London: The whole of one of the British army’s most elite regiments, supported by the RAF’s latest fighter bombers, is to be sent to Afghanistan in a military operation unprecedented since World War II.

For the first time since 1945, all three regular battalions of the Parachute Regiment — about 2,000 troops — will be deployed for combat. The Eurofighter/Typhoon, equipped with new missiles for a ground attack role, will be deployed for the first time in a hostile mission.

New Merlin helicopters from an RAF squadron formed this week will also be sent to the region.

The plan, being drawn up by the Chiefs of Staff, reflects the government’s concern over the failure to win a decisive victory against the Taliban. Sunday marked the sixth anniversary of the first American and British missile strikes on Afghanistan in retaliation for the 9/11 attacks on the U.S., yet NATO-led forces are no closer to beating the Taliban, NATO commanders believe.

The decision by the heads of all three branches of the armed forces to deploy so much manpower and weaponry to southern Afghanistan also reflects their conviction, shared by ministers, that unlike Iraq, Afghanistan is on the frontline of the fight against international terrorism and that the conflict there is a “noble cause”.
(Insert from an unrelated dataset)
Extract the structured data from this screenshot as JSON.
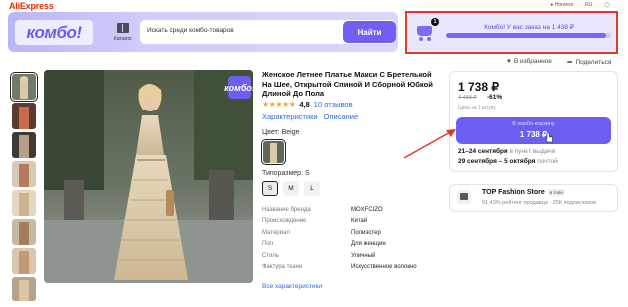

Under the plan, the Parachute Regiment will be sent to Helmand as part of 16 Air Assault Brigade next spring. Its deployment is expected to coincide with a further cut, perhaps of 1,500, in British troops in Basra which Prime Minister Gordon Brown is likely to refer to in his House of Commons statement on Iraq on Monday. — © Guardian Newspapers Limited, 2007